When I asked about the PLA’s recently unveiled “5th-generation fighter,” this defense company leader responded that the Chinese have a long way to go before they will produce a genuine “5th-generation” plane equivalent to the Russian Tu-50. He explained that although some of the subsystems of China’s J-20 might be considered 5th-generation, the Chinese still need much more time to combine all these subsystems effectively and produce a genuine state-of-the-art 5th-generation craft.
The relationship with India is of particular interest, as it is Russia’s most significant arms export partnership at this point. Richard writes:
Conversely, the defense company president also expressed some irritation at the Indians for forgetting that it was Russia, rather than India, who was the leading partner in their defense relationship. He added that, despite the decision of the Indian defense ministry to eliminate Russian (and U.S.) planes from their latest round of competition to sell India its next multi-role fighter, he still considered the country a good sales market as long as New Delhi realized that the process was a two-way street and that Russia had useful things to offer.
I would just add that he said that he believed that India rejected the MiG-35 as a finalist for the MMRCA tender because they wanted to diversify their supplies. He also noted that Russia and India are full and equal partners in building and designing the T-50 fifth generation fighter and that when serial production of these planes begins, they plan to have two parallel production lines, one in each country. He noted that the T-50 will fly at the 2011 MAKS air show but will not be on display there. He was hopeful that such planes could be sold to countries in Southeast Asia, Latin America, and perhaps Africa. The plan is to start building the planes by 2015, while also continuing to build the various descendants of the Su-27 (i.e. the Su-34 and the Su-35) for another 15 years.

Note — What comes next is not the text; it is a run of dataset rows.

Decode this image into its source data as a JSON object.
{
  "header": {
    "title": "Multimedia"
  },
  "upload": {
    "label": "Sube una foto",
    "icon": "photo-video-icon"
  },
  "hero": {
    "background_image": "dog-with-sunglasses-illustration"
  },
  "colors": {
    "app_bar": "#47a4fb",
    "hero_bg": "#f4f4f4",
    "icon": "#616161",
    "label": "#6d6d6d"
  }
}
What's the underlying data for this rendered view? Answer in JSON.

He mentioned the possibility of upgrading some of these 4th generation airplanes with 5th generation technology.
On the question of arms sales to former Soviet republics, Richard describes the official as saying the following:
In contrast, he argued that Russian defense companies saw few good commercial opportunities in many former Soviet republics. Their defense budgets are so small that they can only afford to buy a few modern systems. Many of these purchases are discounted or subsidized by the Russian government as a means of bolstering the regional security ties. The CEO, however, acknowledged that Russian firms do have opportunities to service and upgrade these countries’ existing Soviet-origin weapons. In the case of modern aircraft, such servicing and upgrades can be very lucrative. But some of these states, such as Kazakhstan, have pursued what he considered the mistaken policy of having firms from Belarus service their warplanes simply to save money despite the inferior quality of work.

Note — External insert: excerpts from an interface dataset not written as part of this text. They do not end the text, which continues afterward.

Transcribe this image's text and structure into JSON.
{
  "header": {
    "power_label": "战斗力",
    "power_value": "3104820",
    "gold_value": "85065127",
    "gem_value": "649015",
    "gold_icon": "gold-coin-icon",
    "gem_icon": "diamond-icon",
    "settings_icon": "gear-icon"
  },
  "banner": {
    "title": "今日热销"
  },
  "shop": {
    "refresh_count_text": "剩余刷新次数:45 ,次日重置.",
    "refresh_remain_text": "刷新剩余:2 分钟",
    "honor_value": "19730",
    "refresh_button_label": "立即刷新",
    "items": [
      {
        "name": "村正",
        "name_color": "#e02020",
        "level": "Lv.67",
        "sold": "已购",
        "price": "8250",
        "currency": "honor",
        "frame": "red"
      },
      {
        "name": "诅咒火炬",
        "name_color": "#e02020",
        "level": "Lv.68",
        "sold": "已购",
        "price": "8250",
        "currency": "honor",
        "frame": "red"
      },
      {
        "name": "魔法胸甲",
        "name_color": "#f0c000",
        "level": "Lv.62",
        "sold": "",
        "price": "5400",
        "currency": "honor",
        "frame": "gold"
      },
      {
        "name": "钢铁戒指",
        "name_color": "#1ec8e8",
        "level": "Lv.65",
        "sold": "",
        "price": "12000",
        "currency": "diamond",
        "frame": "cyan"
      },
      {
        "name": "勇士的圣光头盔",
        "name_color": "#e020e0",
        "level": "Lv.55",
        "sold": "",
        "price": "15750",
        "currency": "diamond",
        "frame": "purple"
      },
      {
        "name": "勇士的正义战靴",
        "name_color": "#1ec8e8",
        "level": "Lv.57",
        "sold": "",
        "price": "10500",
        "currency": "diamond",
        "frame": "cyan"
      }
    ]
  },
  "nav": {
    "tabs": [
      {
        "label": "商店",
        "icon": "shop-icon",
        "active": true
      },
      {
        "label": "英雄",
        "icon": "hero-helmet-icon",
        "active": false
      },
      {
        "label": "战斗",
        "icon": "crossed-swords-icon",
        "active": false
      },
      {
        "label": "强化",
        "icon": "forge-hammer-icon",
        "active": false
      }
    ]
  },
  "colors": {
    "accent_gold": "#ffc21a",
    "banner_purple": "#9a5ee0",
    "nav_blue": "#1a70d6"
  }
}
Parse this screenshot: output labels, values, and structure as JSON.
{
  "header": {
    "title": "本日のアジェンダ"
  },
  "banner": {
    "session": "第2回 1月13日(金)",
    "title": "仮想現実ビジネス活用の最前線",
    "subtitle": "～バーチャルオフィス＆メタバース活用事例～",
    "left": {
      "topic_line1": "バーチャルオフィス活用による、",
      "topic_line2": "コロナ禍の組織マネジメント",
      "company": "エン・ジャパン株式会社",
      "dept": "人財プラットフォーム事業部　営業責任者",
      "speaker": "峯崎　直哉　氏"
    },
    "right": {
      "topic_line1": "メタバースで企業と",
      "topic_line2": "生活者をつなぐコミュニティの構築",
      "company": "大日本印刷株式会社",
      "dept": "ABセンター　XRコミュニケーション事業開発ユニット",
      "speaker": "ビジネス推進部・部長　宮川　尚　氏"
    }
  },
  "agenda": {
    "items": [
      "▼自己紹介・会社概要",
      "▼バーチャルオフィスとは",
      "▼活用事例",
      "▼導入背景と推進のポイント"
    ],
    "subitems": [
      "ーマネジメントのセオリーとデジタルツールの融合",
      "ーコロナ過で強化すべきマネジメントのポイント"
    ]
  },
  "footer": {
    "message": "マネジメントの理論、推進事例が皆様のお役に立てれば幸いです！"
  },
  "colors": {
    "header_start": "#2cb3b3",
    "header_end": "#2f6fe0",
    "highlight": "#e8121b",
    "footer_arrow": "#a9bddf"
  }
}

One last note from Richard on the official’s perceptions of competition from European arms manufacturers.
Finally, he confirmed that Russian arms sellers did not consider European military aircraft manufacturers as major competitive threats. Although their planes were often of very high quality, they were typically very expensive due to limited production runs (resulting from the small size of the European domestic markets) and to high European labor and manufacturing costs. (The fact that Eurofighter and Dassault have made it to the final round of the Indian multi-role fighter competition, while the Russian entry did not, presumably explains his critical remarks about the Indians not appreciating that their defense relationship with Russia must be a two-way street.)
Thanks to Richard for permission to cite large chunks of his post. It’s worth reading the whole thing. I’ll try to wrap this series of reports up by the end of the week. There are two more to go — one on missile defense and one on the panel on prospects for international cooperation.